### PROBLEM REQUIREMENTS:
Where a line holds the word "bana", copy it from the records.

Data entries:
====
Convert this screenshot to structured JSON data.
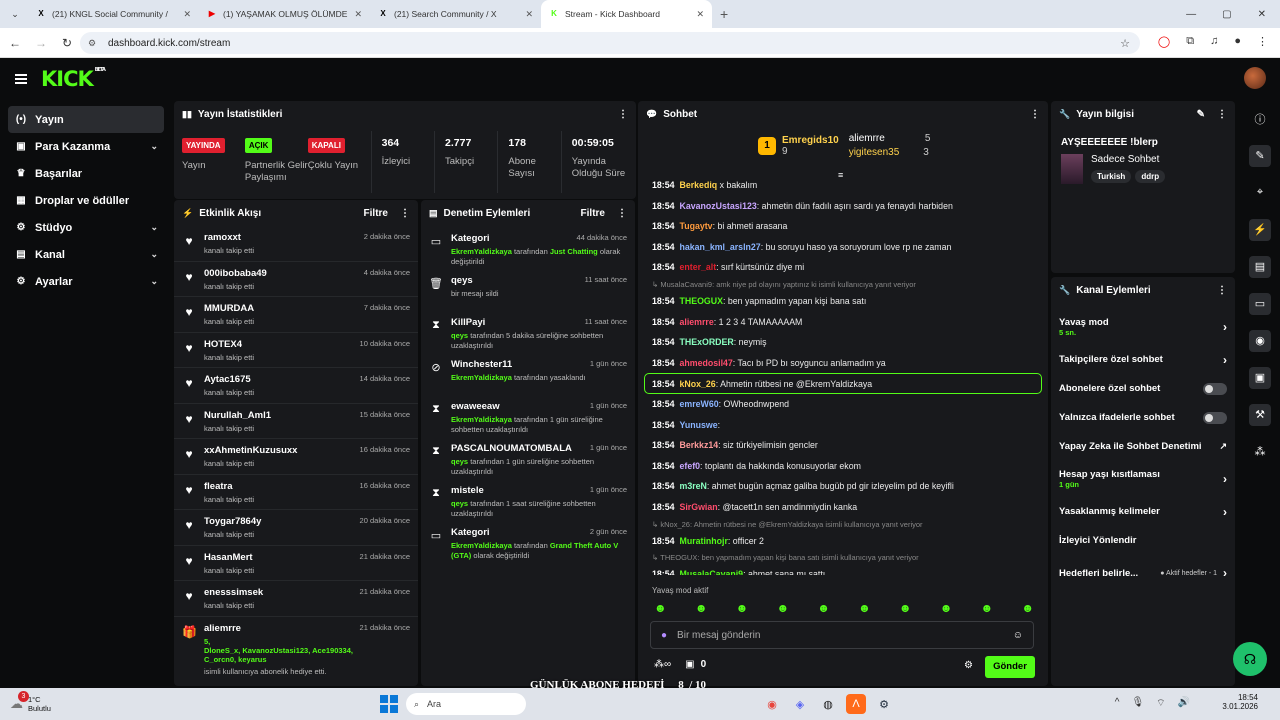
{
  "browser": {
    "tabs": [
      {
        "icon": "X",
        "title": "(21) KNGL Social Community / ",
        "color": "#000"
      },
      {
        "icon": "▶",
        "title": "(1) YAŞAMAK OLMUŞ ÖLÜMDE",
        "color": "#e00"
      },
      {
        "icon": "X",
        "title": "(21) Search Community / X",
        "color": "#000"
      },
      {
        "icon": "K",
        "title": "Stream - Kick Dashboard",
        "color": "#53fc18"
      }
    ],
    "url": "dashboard.kick.com/stream"
  },
  "nav": [
    {
      "icon": "(•)",
      "label": "Yayın",
      "active": true
    },
    {
      "icon": "▣",
      "label": "Para Kazanma",
      "chev": true
    },
    {
      "icon": "♛",
      "label": "Başarılar"
    },
    {
      "icon": "▦",
      "label": "Droplar ve ödüller"
    },
    {
      "icon": "⚙",
      "label": "Stüdyo",
      "chev": true
    },
    {
      "icon": "▤",
      "label": "Kanal",
      "chev": true
    },
    {
      "icon": "⚙",
      "label": "Ayarlar",
      "chev": true
    }
  ],
  "stats": {
    "title": "Yayın İstatistikleri",
    "badges": [
      {
        "text": "YAYINDA",
        "bg": "#e0202f",
        "fg": "#fff",
        "label": "Yayın"
      },
      {
        "text": "AÇIK",
        "bg": "#53fc18",
        "fg": "#000",
        "label": "Partnerlik Gelir Paylaşımı"
      },
      {
        "text": "KAPALI",
        "bg": "#e0202f",
        "fg": "#fff",
        "label": "Çoklu Yayın"
      }
    ],
    "nums": [
      {
        "value": "364",
        "label": "İzleyici"
      },
      {
        "value": "2.777",
        "label": "Takipçi"
      },
      {
        "value": "178",
        "label": "Abone Sayısı"
      },
      {
        "value": "00:59:05",
        "label": "Yayında Olduğu Süre"
      }
    ]
  },
  "activity": {
    "title": "Etkinlik Akışı",
    "filter": "Filtre",
    "items": [
      {
        "name": "ramoxxt",
        "sub": "kanalı takip etti",
        "time": "2 dakika önce"
      },
      {
        "name": "000ibobaba49",
        "sub": "kanalı takip etti",
        "time": "4 dakika önce"
      },
      {
        "name": "MMURDAA",
        "sub": "kanalı takip etti",
        "time": "7 dakika önce"
      },
      {
        "name": "HOTEX4",
        "sub": "kanalı takip etti",
        "time": "10 dakika önce"
      },
      {
        "name": "Aytac1675",
        "sub": "kanalı takip etti",
        "time": "14 dakika önce"
      },
      {
        "name": "Nurullah_Aml1",
        "sub": "kanalı takip etti",
        "time": "15 dakika önce"
      },
      {
        "name": "xxAhmetinKuzusuxx",
        "sub": "kanalı takip etti",
        "time": "16 dakika önce"
      },
      {
        "name": "fleatra",
        "sub": "kanalı takip etti",
        "time": "16 dakika önce"
      },
      {
        "name": "Toygar7864y",
        "sub": "kanalı takip etti",
        "time": "20 dakika önce"
      },
      {
        "name": "HasanMert",
        "sub": "kanalı takip etti",
        "time": "21 dakika önce"
      },
      {
        "name": "enesssimsek",
        "sub": "kanalı takip etti",
        "time": "21 dakika önce"
      }
    ],
    "gift": {
      "name": "aliemrre",
      "count": "5,",
      "recipients": "DloneS_x, KavanozUstasi123, Ace190334, C_orcn0, keyarus",
      "sub": "isimli kullanıcıya abonelik hediye etti.",
      "time": "21 dakika önce"
    }
  },
  "mod": {
    "title": "Denetim Eylemleri",
    "filter": "Filtre",
    "items": [
      {
        "icon": "▭",
        "title": "Kategori",
        "time": "44 dakika önce",
        "user": "EkremYaldizkaya",
        "text": " tarafından ",
        "extra": "Just Chatting",
        "tail": " olarak değiştirildi"
      },
      {
        "icon": "🗑",
        "title": "qeys",
        "time": "11 saat önce",
        "user": "",
        "text": "bir mesajı sildi",
        "extra": "",
        "tail": ""
      },
      {
        "icon": "⧗",
        "title": "KillPayi",
        "time": "11 saat önce",
        "user": "qeys",
        "text": " tarafından 5 dakika süreliğine sohbetten uzaklaştırıldı",
        "extra": "",
        "tail": ""
      },
      {
        "icon": "⊘",
        "title": "Winchester11",
        "time": "1 gün önce",
        "user": "EkremYaldizkaya",
        "text": " tarafından yasaklandı",
        "extra": "",
        "tail": ""
      },
      {
        "icon": "⧗",
        "title": "ewaweeaw",
        "time": "1 gün önce",
        "user": "EkremYaldizkaya",
        "text": " tarafından 1 gün süreliğine sohbetten uzaklaştırıldı",
        "extra": "",
        "tail": ""
      },
      {
        "icon": "⧗",
        "title": "PASCALNOUMATOMBALA",
        "time": "1 gün önce",
        "user": "qeys",
        "text": " tarafından 1 gün süreliğine sohbetten uzaklaştırıldı",
        "extra": "",
        "tail": ""
      },
      {
        "icon": "⧗",
        "title": "mistele",
        "time": "1 gün önce",
        "user": "qeys",
        "text": " tarafından 1 saat süreliğine sohbetten uzaklaştırıldı",
        "extra": "",
        "tail": ""
      },
      {
        "icon": "▭",
        "title": "Kategori",
        "time": "2 gün önce",
        "user": "EkremYaldizkaya",
        "text": " tarafından ",
        "extra": "Grand Theft Auto V (GTA)",
        "tail": " olarak değiştirildi"
      }
    ]
  },
  "chat": {
    "title": "Sohbet",
    "leaders": [
      {
        "name": "Emregids10",
        "n": "9",
        "rank": "1"
      },
      {
        "name": "aliemrre",
        "n": "5"
      },
      {
        "name": "yigitesen35",
        "n": "3"
      }
    ],
    "messages": [
      {
        "t": "18:54",
        "u": "Berkediq",
        "c": "#ffd24d",
        "m": " x bakalım"
      },
      {
        "t": "18:54",
        "u": "KavanozUstasi123",
        "c": "#c8a6ff",
        "m": ": ahmetin dün fadılı aşırı sardı ya fenaydı harbiden"
      },
      {
        "t": "18:54",
        "u": "Tugaytv",
        "c": "#ff9b3d",
        "m": ": bi ahmeti arasana"
      },
      {
        "t": "18:54",
        "u": "hakan_kml_arsln27",
        "c": "#8ab4ff",
        "m": ": bu soruyu haso ya soruyorum love rp ne zaman"
      },
      {
        "t": "18:54",
        "u": "enter_alt",
        "c": "#e0202f",
        "m": ": sırf kürtsünüz diye mi"
      },
      {
        "sys": "MusalaCavani9: amk niye pd olayını yaptınız ki isimli kullanıcıya yanıt veriyor"
      },
      {
        "t": "18:54",
        "u": "THEOGUX",
        "c": "#53fc18",
        "m": ": ben yapmadım yapan kişi bana satı"
      },
      {
        "t": "18:54",
        "u": "aliemrre",
        "c": "#ff4d6d",
        "m": ": 1 2 3 4 TAMAAAAAM"
      },
      {
        "t": "18:54",
        "u": "THExORDER",
        "c": "#8affc1",
        "m": ": neymiş"
      },
      {
        "t": "18:54",
        "u": "ahmedosil47",
        "c": "#ff4d6d",
        "m": ": Tacı bı PD bı soyguncu anlamadım ya"
      },
      {
        "t": "18:54",
        "u": "kNox_26",
        "c": "#ffd24d",
        "m": ": Ahmetin rütbesi ne @EkremYaldizkaya",
        "hl": true
      },
      {
        "t": "18:54",
        "u": "emreW60",
        "c": "#8ab4ff",
        "m": ": OWheodnwpend"
      },
      {
        "t": "18:54",
        "u": "Yunuswe",
        "c": "#8ab4ff",
        "m": ": "
      },
      {
        "t": "18:54",
        "u": "Berkkz14",
        "c": "#ff9b9b",
        "m": ": siz türkiyelimisin gencler"
      },
      {
        "t": "18:54",
        "u": "efef0",
        "c": "#c8a6ff",
        "m": ": toplantı da hakkında konusuyorlar ekom"
      },
      {
        "t": "18:54",
        "u": "m3reN",
        "c": "#8affc1",
        "m": ": ahmet bugün açmaz galiba bugüb pd gir izleyelim pd de keyifli"
      },
      {
        "t": "18:54",
        "u": "SirGwian",
        "c": "#ff4d6d",
        "m": ": @tacett1n sen amdinmiydin kanka"
      },
      {
        "sys": "kNox_26: Ahmetin rütbesi ne @EkremYaldizkaya isimli kullanıcıya yanıt veriyor"
      },
      {
        "t": "18:54",
        "u": "Muratinhojr",
        "c": "#53fc18",
        "m": ": officer 2"
      },
      {
        "sys": "THEOGUX: ben yapmadım yapan kişi bana satı isimli kullanıcıya yanıt veriyor"
      },
      {
        "t": "18:54",
        "u": "MusalaCavani9",
        "c": "#53fc18",
        "m": ": ahmet sana mı sattı"
      }
    ],
    "slow": "Yavaş mod aktif",
    "input_placeholder": "Bir mesaj gönderin",
    "counter": "0",
    "send": "Gönder",
    "overlay": "GÜNLÜK ABONE HEDEFİ     8  / 10"
  },
  "info": {
    "title": "Yayın bilgisi",
    "stream_title": "AYŞEEEEEEE !blerp",
    "category": "Sadece Sohbet",
    "tags": [
      "Turkish",
      "ddrp"
    ]
  },
  "channel": {
    "title": "Kanal Eylemleri",
    "rows": [
      {
        "label": "Yavaş mod",
        "sub": "5 sn.",
        "type": "chev"
      },
      {
        "label": "Takipçilere özel sohbet",
        "type": "chev"
      },
      {
        "label": "Abonelere özel sohbet",
        "type": "toggle"
      },
      {
        "label": "Yalnızca ifadelerle sohbet",
        "type": "toggle"
      },
      {
        "label": "Yapay Zeka ile Sohbet Denetimi",
        "type": "ext"
      },
      {
        "label": "Hesap yaşı kısıtlaması",
        "sub": "1 gün",
        "type": "chev"
      },
      {
        "label": "Yasaklanmış kelimeler",
        "type": "chev"
      },
      {
        "label": "İzleyici Yönlendir",
        "type": "none"
      },
      {
        "label": "Hedefleri belirle...",
        "sub": "● Aktif hedefler - 1",
        "type": "chev"
      }
    ]
  },
  "taskbar": {
    "weather_temp": "1°C",
    "weather_text": "Bulutlu",
    "search": "Ara",
    "time": "18:54",
    "date": "3.01.2026",
    "badge": "3"
  }
}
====
### ANSWER BOX:
        "m": ": ben yapmadım yapan kişi bana satı"
        "sys": "THEOGUX: ben yapmadım yapan kişi bana satı isimli kullanıcıya yanıt veriyor"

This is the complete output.